All the rest of these facial bones are pairs…
- Nasal bones (2) – The nasal bones are the easiest facial bones to remember, because they make up the bridge of the nose, and you should know where your nose is located. Nasal literally means related to the nose. If you get no other bone correct on your anatomy test, get the nasal bones right! They’re being handed to you.
- Inferior nasal concha (2) – These bones are easy to locate if you let the name help you. Inferior is a directional term that means “lower.” Nasal means related to the nose. And concha means shell-shaped. Put them together, and you’ve got shell-shaped bones in the lower part of the nose. Easy peasy!

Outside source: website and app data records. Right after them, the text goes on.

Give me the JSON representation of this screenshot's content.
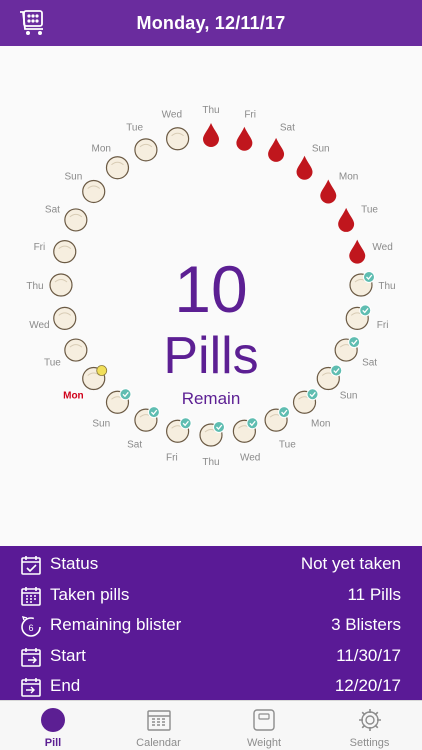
{
  "header": {
    "title": "Monday, 12/11/17",
    "left_icon": "pill-cart-icon"
  },
  "dial": {
    "count": "10",
    "unit": "Pills",
    "caption": "Remain",
    "current_day_index": 24,
    "days": [
      {
        "label": "Thu",
        "kind": "drop"
      },
      {
        "label": "Fri",
        "kind": "drop"
      },
      {
        "label": "Sat",
        "kind": "drop"
      },
      {
        "label": "Sun",
        "kind": "drop"
      },
      {
        "label": "Mon",
        "kind": "drop"
      },
      {
        "label": "Tue",
        "kind": "drop"
      },
      {
        "label": "Wed",
        "kind": "drop"
      },
      {
        "label": "Thu",
        "kind": "taken"
      },
      {
        "label": "Fri",
        "kind": "taken"
      },
      {
        "label": "Sat",
        "kind": "taken"
      },
      {
        "label": "Sun",
        "kind": "taken"
      },
      {
        "label": "Mon",
        "kind": "taken"
      },
      {
        "label": "Tue",
        "kind": "taken"
      },
      {
        "label": "Wed",
        "kind": "taken"
      },
      {
        "label": "Thu",
        "kind": "taken"
      },
      {
        "label": "Fri",
        "kind": "taken"
      },
      {
        "label": "Sat",
        "kind": "taken"
      },
      {
        "label": "Sun",
        "kind": "taken"
      },
      {
        "label": "Mon",
        "kind": "today"
      },
      {
        "label": "Tue",
        "kind": "pill"
      },
      {
        "label": "Wed",
        "kind": "pill"
      },
      {
        "label": "Thu",
        "kind": "pill"
      },
      {
        "label": "Fri",
        "kind": "pill"
      },
      {
        "label": "Sat",
        "kind": "pill"
      },
      {
        "label": "Sun",
        "kind": "pill"
      },
      {
        "label": "Mon",
        "kind": "pill"
      },
      {
        "label": "Tue",
        "kind": "pill"
      },
      {
        "label": "Wed",
        "kind": "pill"
      }
    ]
  },
  "info": {
    "rows": [
      {
        "icon": "calendar-check-icon",
        "label": "Status",
        "value": "Not yet taken"
      },
      {
        "icon": "calendar-grid-icon",
        "label": "Taken pills",
        "value": "11 Pills"
      },
      {
        "icon": "blister-count-icon",
        "label": "Remaining blister",
        "value": "3  Blisters",
        "icon_text": "6"
      },
      {
        "icon": "calendar-start-icon",
        "label": "Start",
        "value": "11/30/17"
      },
      {
        "icon": "calendar-end-icon",
        "label": "End",
        "value": "12/20/17"
      }
    ]
  },
  "tabs": [
    {
      "label": "Pill",
      "icon": "pill-tab-icon",
      "active": true
    },
    {
      "label": "Calendar",
      "icon": "calendar-tab-icon",
      "active": false
    },
    {
      "label": "Weight",
      "icon": "scale-tab-icon",
      "active": false
    },
    {
      "label": "Settings",
      "icon": "gear-tab-icon",
      "active": false
    }
  ],
  "colors": {
    "header": "#6a2c9e",
    "panel": "#5a1a96",
    "accent_text": "#5c1f93",
    "drop": "#c0161d",
    "check": "#5fbdb1",
    "today_dot": "#f1df5a",
    "today_label": "#d0021b"
  }
}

- Lacrimal bones (2) – The lacrimal bones are also easy to remember. Have you ever seen someone with lacrimal fluid all over their face? Anatomy class can bring out your lacrimal fluid if you let it. Lacrimal fluid is another name for tears! Where are the lacrimal bones located? They are located right next to your tear ducts!
- Palatine bones (2) – How can you remember the palatine bones? Inside the roof of your mouth, you have a hard palate. That palate is hard because there are bones behind that tissue! The palatine bones make up the posterior palate! Palatine = posterior palate!
- Zygomatic bones (2) –The zygomatic bones are your cheekbones.
- Maxilla (2) – The maxilla, or maxillary bones, make up the maximum area of the face and articulate most all of the facial bones. That’s how you can remember these bones: Maxilla = maximum part of the face.
Here’s a quick facial bones mnemonic to help you remember them: My Mouth’s Palate Never Liked Zucchini in Vinegar.
- My = Mandible
- Mouth’s = Maxilla
- Palate = Palatine
- Never = Nasal
- Liked = Lacrimal
- Zucchini = Zygomatic
- In = Inferior Nasal Conchae
- Vinegar = Vomer
Associated Skull Bones
Some bones are not considered part of the skull, but they still reside in that general area. Therefore, they are often considered “associated” with the skull, so they deserve an honorable mention.
Ear Bones (Auditory Ossicles)
You have three ear bones (also called auditory ossicles) on each side, for a total of six ear bones. These three bones include (starting at the outer ear and moving toward the inner ear): the malleus (hammer), incus (anvil), and stapes (stirrup). You can remember “MIS” or “HAS” to help you keep the order correct (starting from the outer ear and moving toward the inner ear).
Finally, you also have another bone associated with the skull, the hyoid bone. This bone is shaped like a “U,” and it doesn’t attach to any other bones in the skull. It is sometimes called the tongue bone because it is attached to the tongue and assists with swallowing.
Free Quiz and More Anatomy Videos
Ready to test your knowledge? Take our free (and quick!) skull bones quiz. Also, you might want to watch more of our anatomy and physiology lectures on YouTube, or check our anatomy and physiology notes.